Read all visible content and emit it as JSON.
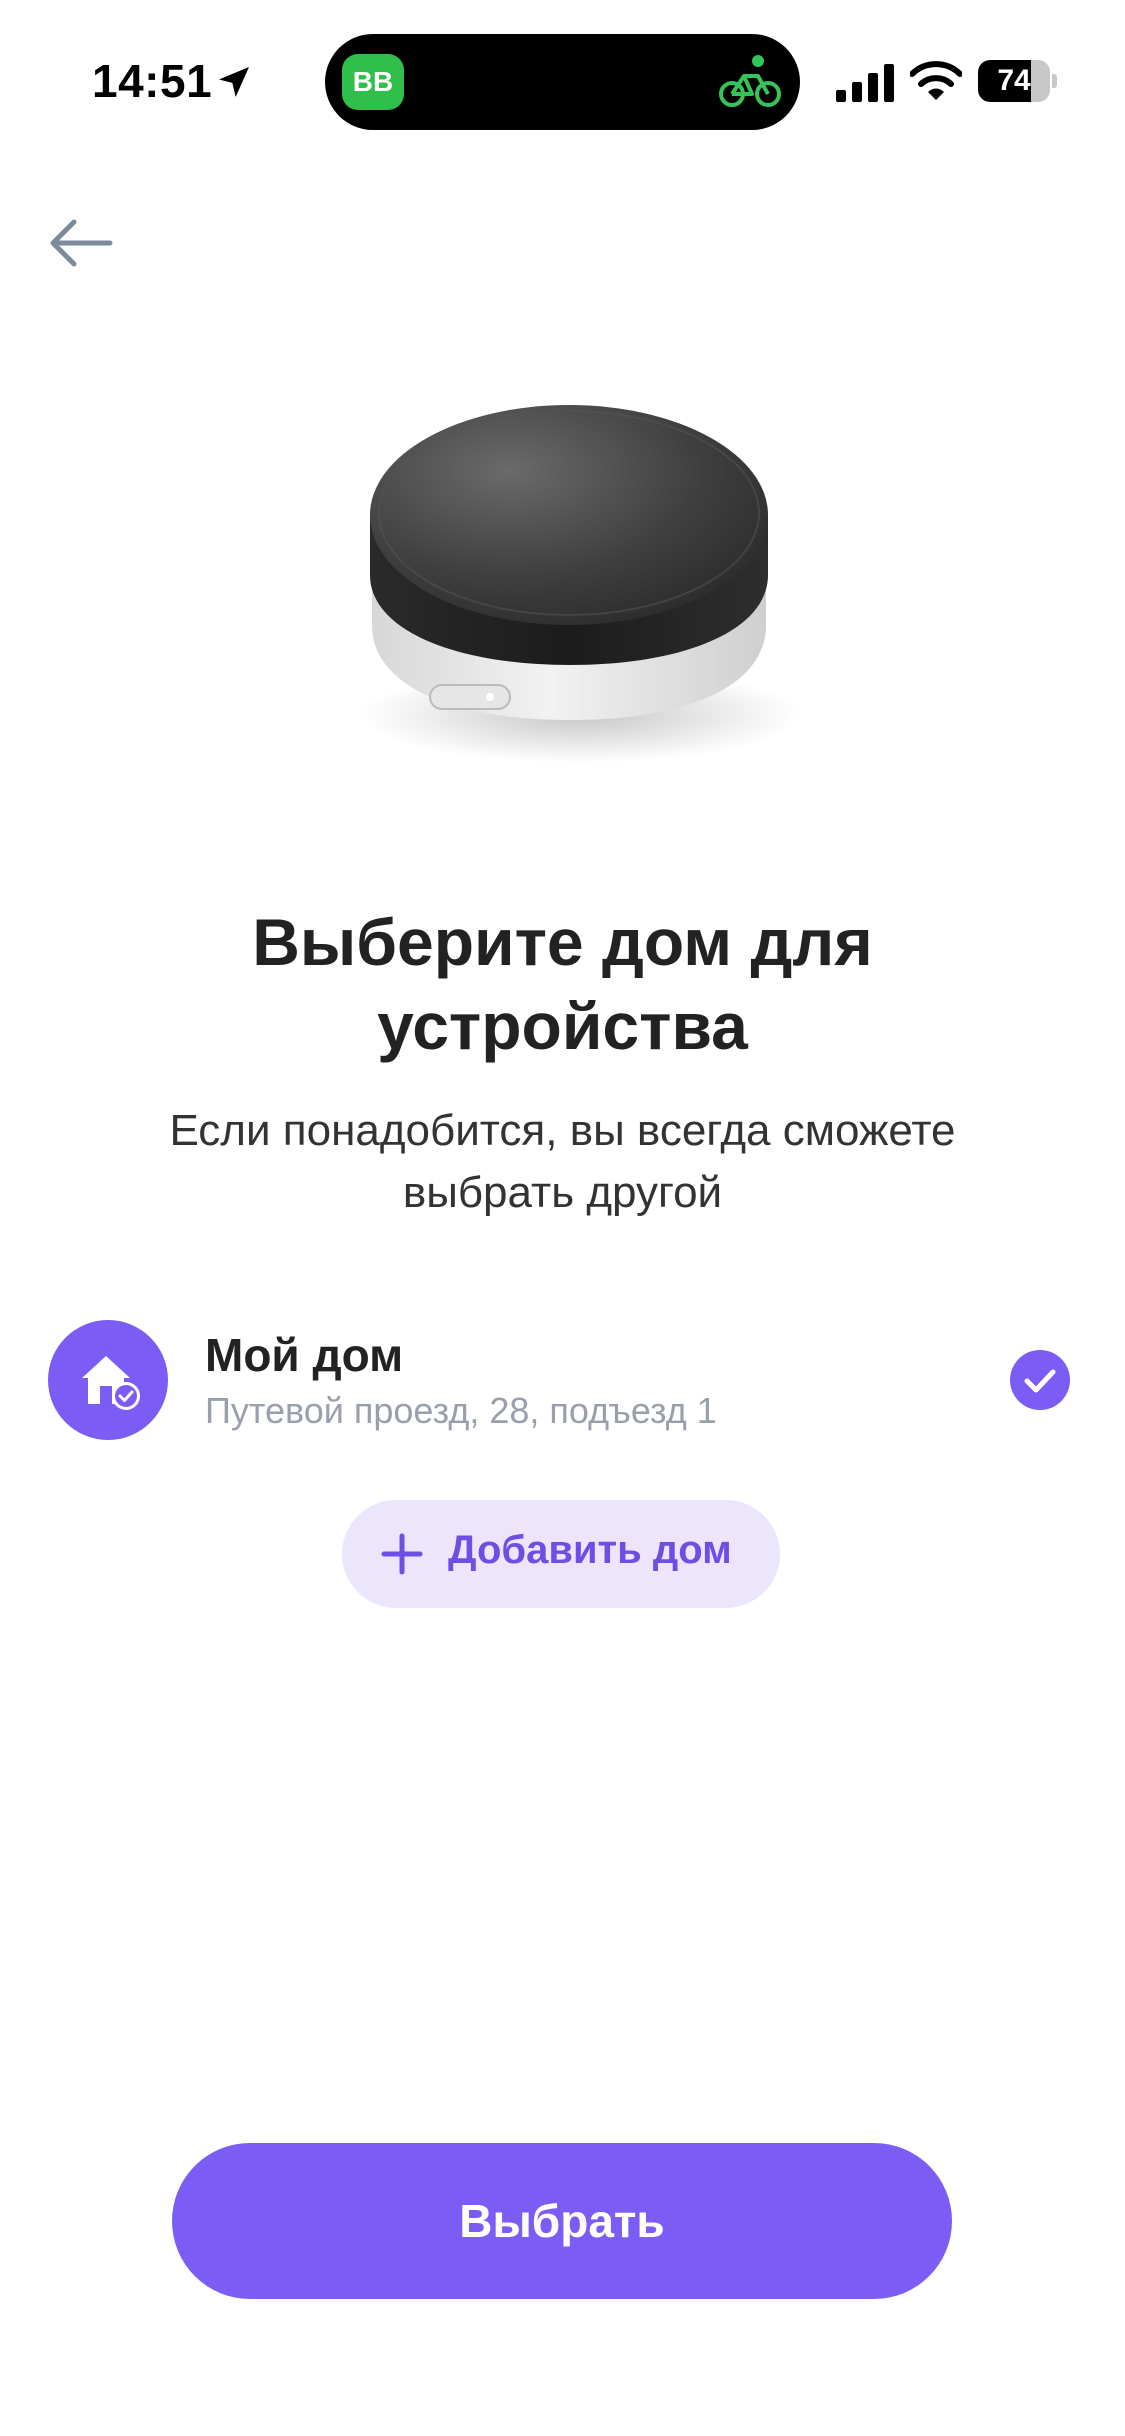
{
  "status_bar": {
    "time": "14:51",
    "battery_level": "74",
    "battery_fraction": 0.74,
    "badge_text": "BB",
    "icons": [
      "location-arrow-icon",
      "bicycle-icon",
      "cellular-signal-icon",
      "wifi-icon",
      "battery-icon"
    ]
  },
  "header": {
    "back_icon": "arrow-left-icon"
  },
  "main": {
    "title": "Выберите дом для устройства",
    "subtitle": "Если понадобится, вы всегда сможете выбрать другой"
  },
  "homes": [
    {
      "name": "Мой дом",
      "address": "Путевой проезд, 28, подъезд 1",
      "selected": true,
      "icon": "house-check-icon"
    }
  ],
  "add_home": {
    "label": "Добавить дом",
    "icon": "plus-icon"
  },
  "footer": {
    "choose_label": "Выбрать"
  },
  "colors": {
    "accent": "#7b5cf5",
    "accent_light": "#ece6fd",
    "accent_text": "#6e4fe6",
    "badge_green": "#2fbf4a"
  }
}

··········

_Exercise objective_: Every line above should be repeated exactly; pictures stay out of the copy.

_Worked solution_:
Read all visible content and emit it as JSON.
{
  "status_bar": {
    "time": "14:51",
    "battery_level": "74",
    "battery_fraction": 0.74,
    "badge_text": "BB",
    "icons": [
      "location-arrow-icon",
      "bicycle-icon",
      "cellular-signal-icon",
      "wifi-icon",
      "battery-icon"
    ]
  },
  "header": {
    "back_icon": "arrow-left-icon"
  },
  "main": {
    "title": "Выберите дом для устройства",
    "subtitle": "Если понадобится, вы всегда сможете выбрать другой"
  },
  "homes": [
    {
      "name": "Мой дом",
      "address": "Путевой проезд, 28, подъезд 1",
      "selected": true,
      "icon": "house-check-icon"
    }
  ],
  "add_home": {
    "label": "Добавить дом",
    "icon": "plus-icon"
  },
  "footer": {
    "choose_label": "Выбрать"
  },
  "colors": {
    "accent": "#7b5cf5",
    "accent_light": "#ece6fd",
    "accent_text": "#6e4fe6",
    "badge_green": "#2fbf4a"
  }
}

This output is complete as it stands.